Patent Citations
Cited PatentFiling datePublication dateApplicantTitle
US3052581 *Nov 28, 1960Sep 4, 1962Roll Die & Mold Decorators IncMethod for producing embossed designs in an injection mold
US4552829 *Sep 14, 1984Nov 12, 1985Jun MasakiTransfer sheet with color pattern having metallic luster, and method of manufacturing said sheet
US5259926 *Sep 24, 1992Nov 9, 1993Hitachi, Ltd.Method of manufacturing a thin-film pattern on a substrate
Non-Patent Citations
Reference
1"New Design Consideration: Recyclability" from Plastics Design Forum, May/Jun. 1990.
2 *New Design Consideration: Recyclability from Plastics Design Forum, May/Jun. 1990.
Referenced by
Citing PatentFiling datePublication dateApplicantTitle
US5681515 *Apr 12, 1996Oct 28, 1997Motorola, Inc.Method of fabricating an elastomeric keypad
US6169266Mar 25, 1998Jan 2, 2001Xirom, Inc.Etching of multi-layered coated surfaces to add graphic and text elements to an article
US6277312 *Mar 11, 1999Aug 21, 2001Serigraph, Inc.In-mold decorating with laser etching
US6544634Mar 7, 2000Apr 8, 2003Pinnacle Products Group, Ltd.Graphic image fusion
US6809356Nov 21, 2002Oct 26, 2004Regents Of The University Of MinnesotaMethod and apparatus for high density nanostructures
US6828244Nov 21, 2002Dec 7, 2004Regents Of The University Of MinnesotaMethod and apparatus for high density nanostructures
US7114938Jan 27, 2003Oct 3, 2006Regents Of The University Of MinnesotaLithographic apparatus for molding ultrafine features
US7166249Mar 17, 2003Jan 23, 2007Pinacle Products Group, Ltd.Graphic image fusion
US7211214Mar 17, 2003May 1, 2007Princeton UniversityLaser assisted direct imprint lithography
US7369048Jun 27, 2005May 6, 2008Fusion Graphics, Inc.RFID systems and graphic image fusion
US7758794Dec 10, 2003Jul 20, 2010Princeton UniversityMethod of making an article comprising nanoscale patterns with reduced edge roughness
US7806158Mar 27, 2008Oct 5, 2010Standard Register CompanyRFID systems and graphic image fusion
US7895091Nov 5, 2007Feb 22, 2011Skinit, Inc.Order fulfillment and content management systems and methods
US7927688Dec 1, 2004Apr 19, 2011Standard Register CompanySecurity information and graphic image fusion
US8021732Jun 7, 2007Sep 20, 2011Skinit, Inc.Fishing lures and adhesive covers for same
US8062737Mar 27, 2008Nov 22, 2011Fredric Louis AbramsSecurity information and graphic image fusion
US8110268Mar 23, 2007Feb 7, 2012Skinit, Inc.Adhesive cover for consumer devices
US20040137734 *Nov 12, 2003Jul 15, 2004Princeton UniversityCompositions and processes for nanoimprinting

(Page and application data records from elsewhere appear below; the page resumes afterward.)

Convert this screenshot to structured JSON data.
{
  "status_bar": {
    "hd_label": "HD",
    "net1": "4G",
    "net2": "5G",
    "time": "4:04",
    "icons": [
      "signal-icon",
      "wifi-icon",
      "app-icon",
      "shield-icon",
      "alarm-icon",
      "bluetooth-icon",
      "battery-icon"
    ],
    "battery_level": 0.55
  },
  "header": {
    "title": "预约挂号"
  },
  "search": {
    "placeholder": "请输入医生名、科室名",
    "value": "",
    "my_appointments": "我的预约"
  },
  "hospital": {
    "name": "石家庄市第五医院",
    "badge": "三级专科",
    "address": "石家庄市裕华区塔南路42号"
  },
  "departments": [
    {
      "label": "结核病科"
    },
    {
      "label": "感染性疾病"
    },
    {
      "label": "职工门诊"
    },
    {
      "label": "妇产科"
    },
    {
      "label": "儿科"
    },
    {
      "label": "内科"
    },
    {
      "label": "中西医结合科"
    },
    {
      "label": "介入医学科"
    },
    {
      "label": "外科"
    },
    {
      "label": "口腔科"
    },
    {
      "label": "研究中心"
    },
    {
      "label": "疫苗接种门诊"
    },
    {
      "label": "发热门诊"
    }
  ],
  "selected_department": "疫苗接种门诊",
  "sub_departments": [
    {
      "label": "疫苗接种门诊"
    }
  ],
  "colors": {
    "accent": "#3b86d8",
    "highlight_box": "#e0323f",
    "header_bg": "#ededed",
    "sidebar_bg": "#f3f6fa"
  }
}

US20040156108 *Dec 10, 2003Aug 12, 2004Chou Stephen Y.Articles comprising nanoscale patterns with reduced edge roughness and methods of making same
US20050156747 *Dec 14, 2004Jul 21, 2005Bernd SiberFire alarm
US20050196594 *Mar 2, 2004Sep 8, 2005Illinois Tool Works, Inc.In-mold label composition and process
WO1998003320A2 *Jul 17, 1997Jan 29, 1998Stecker William MProcess for making a multi-layered decorative article
WO2005068163A1 *Jan 17, 2005Jul 28, 2005Japan Science & Tech AgencyMicro-fabrication method
WO2008058090A2 *Nov 5, 2007May 15, 2008Global Wireless EntertainmentAdhesive cover for consumer devices
Classifications
U.S. Classification216/58, 216/83, 216/65, 216/67
International ClassificationB05D3/10, B44C1/22, B29C59/16, B44C3/04, C08J7/00, B41M3/00, B23K26/00, G03F7/40, B29C35/08
Cooperative ClassificationB44C3/04, B44C1/228, B29C59/16, B29C2035/0838
European ClassificationB29C59/16, B44C3/04, B44C1/22L
Legal Events
DateCodeEventDescription
Nov 1, 1993ASAssignment
Owner name: MOTOROLA, INC., ILLINOIS
Free format text: ASSIGNMENT OF ASSIGNORS INTEREST;ASSIGNORS:ABDALA, JULIO A.;OLKOSKI, JILL C.;REEL/FRAME:006759/0828;SIGNING DATES FROM 19931026 TO 19931027
Dec 3, 1997FPAYFee payment
Year of fee payment: 4
Mar 5, 2002REMIMaintenance fee reminder mailed
Aug 16, 2002LAPSLapse for failure to pay maintenance fees
Oct 15, 2002FPExpired due to failure to pay maintenance fee
Effective date: 20020816